Only the number should be given: how many lines below contain "object".

-- -- --

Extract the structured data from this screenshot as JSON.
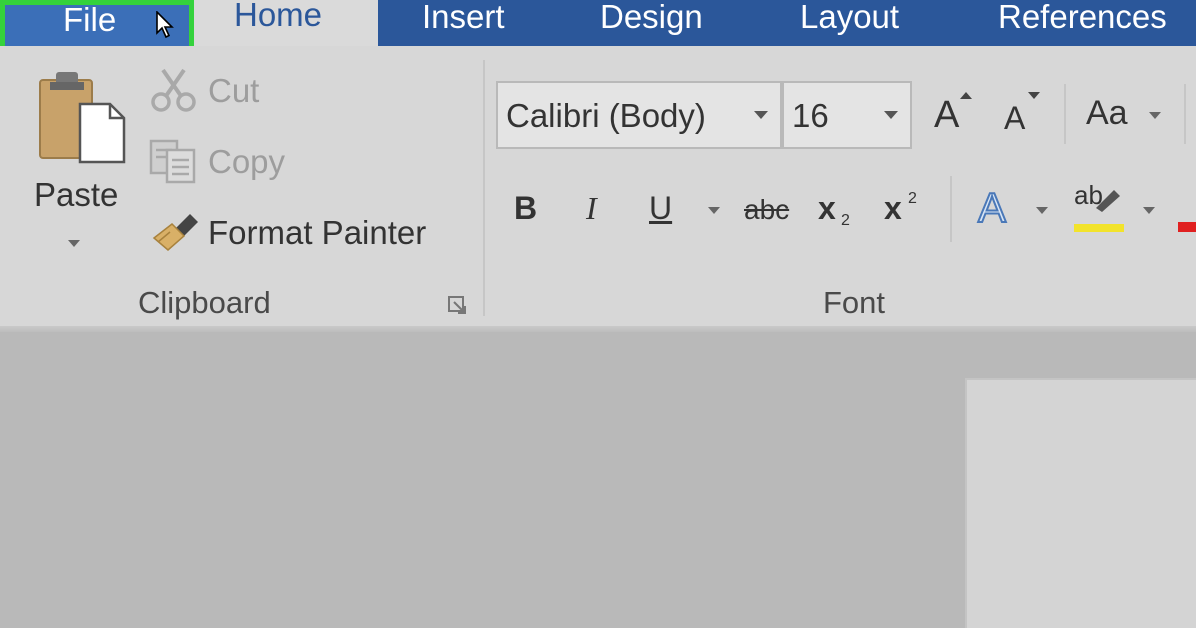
{
  "tabs": {
    "file": "File",
    "home": "Home",
    "insert": "Insert",
    "design": "Design",
    "layout": "Layout",
    "references": "References"
  },
  "clipboard": {
    "paste": "Paste",
    "cut": "Cut",
    "copy": "Copy",
    "format_painter": "Format Painter",
    "group_label": "Clipboard"
  },
  "font": {
    "font_name": "Calibri (Body)",
    "font_size": "16",
    "grow_font": "A",
    "shrink_font": "A",
    "change_case": "Aa",
    "bold": "B",
    "italic": "I",
    "underline": "U",
    "strikethrough": "abc",
    "subscript": "x",
    "subscript_mark": "2",
    "superscript": "x",
    "superscript_mark": "2",
    "text_effects": "A",
    "highlight": "ab",
    "group_label": "Font"
  },
  "colors": {
    "tab_bar": "#2b579a",
    "file_highlight": "#34d23c",
    "ribbon": "#d7d7d7",
    "highlight_yellow": "#f2e32b",
    "font_color_red": "#e02020"
  }
}
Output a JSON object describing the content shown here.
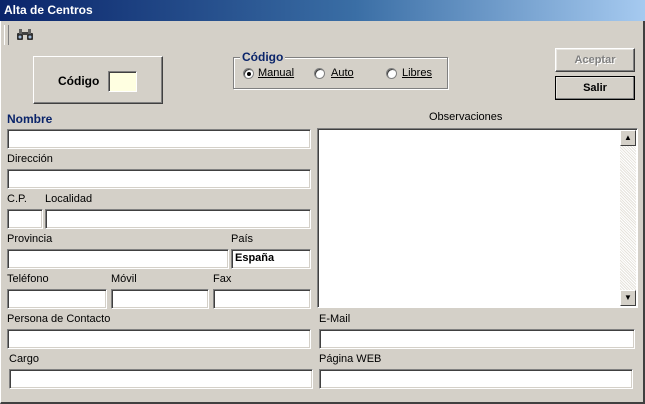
{
  "window": {
    "title": "Alta de Centros"
  },
  "toolbar": {
    "search_icon": "binoculars-icon"
  },
  "code_panel": {
    "label": "Código",
    "value": ""
  },
  "code_group": {
    "title": "Código",
    "options": [
      {
        "label": "Manual",
        "checked": true
      },
      {
        "label": "Auto",
        "checked": false
      },
      {
        "label": "Libres",
        "checked": false
      }
    ]
  },
  "buttons": {
    "accept": "Aceptar",
    "exit": "Salir"
  },
  "form": {
    "nombre_label": "Nombre",
    "direccion_label": "Dirección",
    "cp_label": "C.P.",
    "localidad_label": "Localidad",
    "provincia_label": "Provincia",
    "pais_label": "País",
    "pais_value": "España",
    "telefono_label": "Teléfono",
    "movil_label": "Móvil",
    "fax_label": "Fax",
    "contacto_label": "Persona de Contacto",
    "cargo_label": "Cargo",
    "observaciones_label": "Observaciones",
    "email_label": "E-Mail",
    "web_label": "Página WEB"
  }
}
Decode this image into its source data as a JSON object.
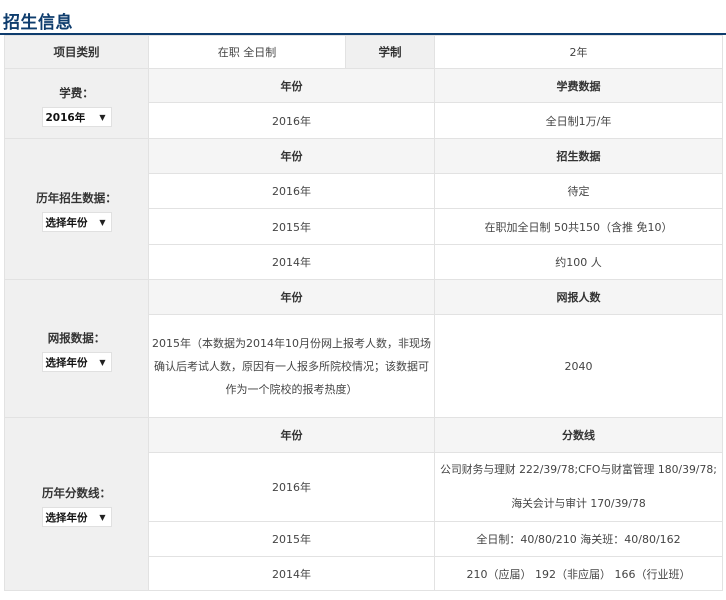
{
  "section_title": "招生信息",
  "overview": {
    "category_label": "项目类别",
    "category_value": "在职 全日制",
    "duration_label": "学制",
    "duration_value": "2年"
  },
  "tuition": {
    "label": "学费：",
    "select": "2016年",
    "col_year": "年份",
    "col_data": "学费数据",
    "rows": [
      {
        "year": "2016年",
        "value": "全日制1万/年"
      }
    ]
  },
  "enrollment": {
    "label": "历年招生数据：",
    "select": "选择年份",
    "col_year": "年份",
    "col_data": "招生数据",
    "rows": [
      {
        "year": "2016年",
        "value": "待定"
      },
      {
        "year": "2015年",
        "value": "在职加全日制 50共150（含推 免10）"
      },
      {
        "year": "2014年",
        "value": "约100 人"
      }
    ]
  },
  "online": {
    "label": "网报数据：",
    "select": "选择年份",
    "col_year": "年份",
    "col_data": "网报人数",
    "note": "2015年（本数据为2014年10月份网上报考人数，非现场确认后考试人数，原因有一人报多所院校情况；该数据可作为一个院校的报考热度）",
    "value": "2040"
  },
  "scores": {
    "label": "历年分数线：",
    "select": "选择年份",
    "col_year": "年份",
    "col_data": "分数线",
    "rows": [
      {
        "year": "2016年",
        "line1": "公司财务与理财 222/39/78;CFO与财富管理 180/39/78;",
        "line2": "海关会计与审计 170/39/78"
      },
      {
        "year": "2015年",
        "value": "全日制：40/80/210 海关班：40/80/162"
      },
      {
        "year": "2014年",
        "value": "210（应届） 192（非应届） 166（行业班）"
      }
    ]
  },
  "icons": {
    "dropdown": "triangle-down-icon"
  }
}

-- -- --

ANSWER BOX
2